• DATA SUPPLIED:

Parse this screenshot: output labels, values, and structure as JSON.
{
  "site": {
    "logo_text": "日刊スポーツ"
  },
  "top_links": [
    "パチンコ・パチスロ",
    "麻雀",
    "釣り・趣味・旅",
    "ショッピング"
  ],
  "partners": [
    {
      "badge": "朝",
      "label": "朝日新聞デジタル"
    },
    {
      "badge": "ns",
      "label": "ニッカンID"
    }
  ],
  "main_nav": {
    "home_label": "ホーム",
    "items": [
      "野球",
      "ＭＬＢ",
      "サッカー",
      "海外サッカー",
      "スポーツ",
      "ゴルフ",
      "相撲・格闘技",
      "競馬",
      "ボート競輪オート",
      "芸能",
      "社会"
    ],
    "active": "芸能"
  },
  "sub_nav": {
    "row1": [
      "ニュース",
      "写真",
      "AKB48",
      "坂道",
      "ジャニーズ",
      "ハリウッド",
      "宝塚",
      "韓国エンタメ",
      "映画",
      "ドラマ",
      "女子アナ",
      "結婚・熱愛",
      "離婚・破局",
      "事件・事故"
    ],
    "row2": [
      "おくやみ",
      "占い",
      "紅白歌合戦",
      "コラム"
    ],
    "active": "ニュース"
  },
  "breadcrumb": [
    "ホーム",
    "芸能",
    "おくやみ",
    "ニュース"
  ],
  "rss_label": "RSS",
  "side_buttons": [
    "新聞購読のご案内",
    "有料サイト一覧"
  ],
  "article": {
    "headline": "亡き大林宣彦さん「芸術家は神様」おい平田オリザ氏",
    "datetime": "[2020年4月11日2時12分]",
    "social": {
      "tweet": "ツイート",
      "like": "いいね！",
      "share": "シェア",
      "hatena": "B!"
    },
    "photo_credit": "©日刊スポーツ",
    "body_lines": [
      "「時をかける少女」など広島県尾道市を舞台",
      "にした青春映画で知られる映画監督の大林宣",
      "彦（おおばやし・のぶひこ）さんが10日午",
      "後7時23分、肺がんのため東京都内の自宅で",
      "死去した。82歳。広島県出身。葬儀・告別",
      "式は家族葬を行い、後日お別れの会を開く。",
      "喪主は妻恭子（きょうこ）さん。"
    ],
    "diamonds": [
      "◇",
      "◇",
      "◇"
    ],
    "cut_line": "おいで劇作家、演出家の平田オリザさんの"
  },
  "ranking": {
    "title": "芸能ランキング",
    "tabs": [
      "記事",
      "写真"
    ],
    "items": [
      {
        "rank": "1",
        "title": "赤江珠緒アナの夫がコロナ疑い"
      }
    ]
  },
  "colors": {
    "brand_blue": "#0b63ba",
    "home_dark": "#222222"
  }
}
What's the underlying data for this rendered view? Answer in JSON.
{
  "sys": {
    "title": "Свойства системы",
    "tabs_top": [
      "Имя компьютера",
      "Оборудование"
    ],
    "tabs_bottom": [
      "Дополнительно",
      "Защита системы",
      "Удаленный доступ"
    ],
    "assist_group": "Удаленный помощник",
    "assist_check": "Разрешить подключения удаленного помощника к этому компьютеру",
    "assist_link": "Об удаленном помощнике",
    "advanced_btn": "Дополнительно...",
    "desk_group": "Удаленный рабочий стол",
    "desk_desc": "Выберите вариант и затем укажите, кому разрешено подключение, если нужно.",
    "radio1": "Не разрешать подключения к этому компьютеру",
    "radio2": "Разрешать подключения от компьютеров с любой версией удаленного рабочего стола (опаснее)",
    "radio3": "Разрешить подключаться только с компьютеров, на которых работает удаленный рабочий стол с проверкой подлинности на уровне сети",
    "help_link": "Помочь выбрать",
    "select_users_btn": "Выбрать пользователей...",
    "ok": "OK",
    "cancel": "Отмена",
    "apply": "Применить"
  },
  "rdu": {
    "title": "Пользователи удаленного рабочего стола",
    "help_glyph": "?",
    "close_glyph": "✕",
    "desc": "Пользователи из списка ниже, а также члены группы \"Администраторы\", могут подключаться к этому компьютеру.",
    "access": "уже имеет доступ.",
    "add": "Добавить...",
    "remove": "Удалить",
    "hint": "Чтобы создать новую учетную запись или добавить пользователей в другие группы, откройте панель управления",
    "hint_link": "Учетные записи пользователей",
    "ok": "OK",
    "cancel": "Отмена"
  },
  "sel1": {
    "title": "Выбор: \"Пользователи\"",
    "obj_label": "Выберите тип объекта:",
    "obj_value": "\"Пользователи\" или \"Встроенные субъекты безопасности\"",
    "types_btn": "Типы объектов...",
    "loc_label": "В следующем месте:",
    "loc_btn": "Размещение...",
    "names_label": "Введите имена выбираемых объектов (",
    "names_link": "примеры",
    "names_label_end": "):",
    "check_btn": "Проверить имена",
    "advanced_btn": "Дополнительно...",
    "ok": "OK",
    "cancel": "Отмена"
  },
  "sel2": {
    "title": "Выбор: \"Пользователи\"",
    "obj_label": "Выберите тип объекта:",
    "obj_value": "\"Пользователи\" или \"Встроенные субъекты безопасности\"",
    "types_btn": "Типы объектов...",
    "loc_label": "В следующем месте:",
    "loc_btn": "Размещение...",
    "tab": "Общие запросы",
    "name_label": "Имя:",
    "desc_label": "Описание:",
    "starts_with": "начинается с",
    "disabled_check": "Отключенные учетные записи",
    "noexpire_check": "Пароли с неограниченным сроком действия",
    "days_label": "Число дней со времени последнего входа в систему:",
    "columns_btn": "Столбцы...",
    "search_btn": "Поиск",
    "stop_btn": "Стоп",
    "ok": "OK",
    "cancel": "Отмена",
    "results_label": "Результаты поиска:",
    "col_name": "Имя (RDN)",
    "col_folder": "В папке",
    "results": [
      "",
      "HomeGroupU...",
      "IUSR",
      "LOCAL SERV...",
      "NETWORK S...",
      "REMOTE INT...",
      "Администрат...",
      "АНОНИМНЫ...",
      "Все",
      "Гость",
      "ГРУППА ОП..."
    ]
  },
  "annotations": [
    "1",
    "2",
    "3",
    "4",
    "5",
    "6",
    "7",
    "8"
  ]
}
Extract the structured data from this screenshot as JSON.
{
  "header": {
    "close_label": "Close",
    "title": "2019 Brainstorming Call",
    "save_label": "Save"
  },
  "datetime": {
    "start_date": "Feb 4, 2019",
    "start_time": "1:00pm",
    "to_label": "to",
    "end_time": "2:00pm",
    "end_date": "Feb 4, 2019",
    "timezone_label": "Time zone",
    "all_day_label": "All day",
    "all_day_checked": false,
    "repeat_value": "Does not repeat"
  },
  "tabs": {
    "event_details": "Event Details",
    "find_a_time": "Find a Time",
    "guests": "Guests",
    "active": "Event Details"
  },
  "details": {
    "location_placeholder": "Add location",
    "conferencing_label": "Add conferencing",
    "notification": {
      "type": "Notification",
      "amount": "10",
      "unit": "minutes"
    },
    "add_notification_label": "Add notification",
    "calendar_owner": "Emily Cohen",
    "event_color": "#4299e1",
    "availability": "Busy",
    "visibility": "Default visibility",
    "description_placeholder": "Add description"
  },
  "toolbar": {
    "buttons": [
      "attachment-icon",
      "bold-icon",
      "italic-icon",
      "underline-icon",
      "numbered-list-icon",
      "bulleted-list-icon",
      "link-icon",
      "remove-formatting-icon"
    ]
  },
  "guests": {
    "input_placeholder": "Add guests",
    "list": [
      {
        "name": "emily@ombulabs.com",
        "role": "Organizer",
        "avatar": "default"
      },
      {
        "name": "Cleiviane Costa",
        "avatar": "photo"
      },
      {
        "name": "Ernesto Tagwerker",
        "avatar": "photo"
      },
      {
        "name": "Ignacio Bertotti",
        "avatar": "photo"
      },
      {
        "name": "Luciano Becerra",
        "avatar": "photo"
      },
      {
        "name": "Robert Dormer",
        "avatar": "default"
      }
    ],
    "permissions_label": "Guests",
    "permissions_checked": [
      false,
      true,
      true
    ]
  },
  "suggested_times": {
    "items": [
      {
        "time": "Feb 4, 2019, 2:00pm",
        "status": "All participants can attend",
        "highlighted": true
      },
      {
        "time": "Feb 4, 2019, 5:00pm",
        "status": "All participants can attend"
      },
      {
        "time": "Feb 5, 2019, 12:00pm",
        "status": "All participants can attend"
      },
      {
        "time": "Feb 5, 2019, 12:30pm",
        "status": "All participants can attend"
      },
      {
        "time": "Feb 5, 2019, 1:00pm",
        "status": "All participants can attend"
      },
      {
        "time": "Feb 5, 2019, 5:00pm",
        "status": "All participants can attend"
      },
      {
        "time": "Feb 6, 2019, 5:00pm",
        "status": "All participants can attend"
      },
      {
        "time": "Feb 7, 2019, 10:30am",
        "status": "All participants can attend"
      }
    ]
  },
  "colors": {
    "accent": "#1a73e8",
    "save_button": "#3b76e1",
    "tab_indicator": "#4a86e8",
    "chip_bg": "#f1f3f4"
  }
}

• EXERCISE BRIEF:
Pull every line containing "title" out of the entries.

• WRITTEN RESPONSE:
    "title": "芸能ランキング",
        "title": "赤江珠緒アナの夫がコロナ疑い"
    "title": "Свойства системы",
    "title": "Пользователи удаленного рабочего стола",
    "title": "Выбор: \"Пользователи\"",
    "title": "Выбор: \"Пользователи\"",
    "title": "2019 Brainstorming Call",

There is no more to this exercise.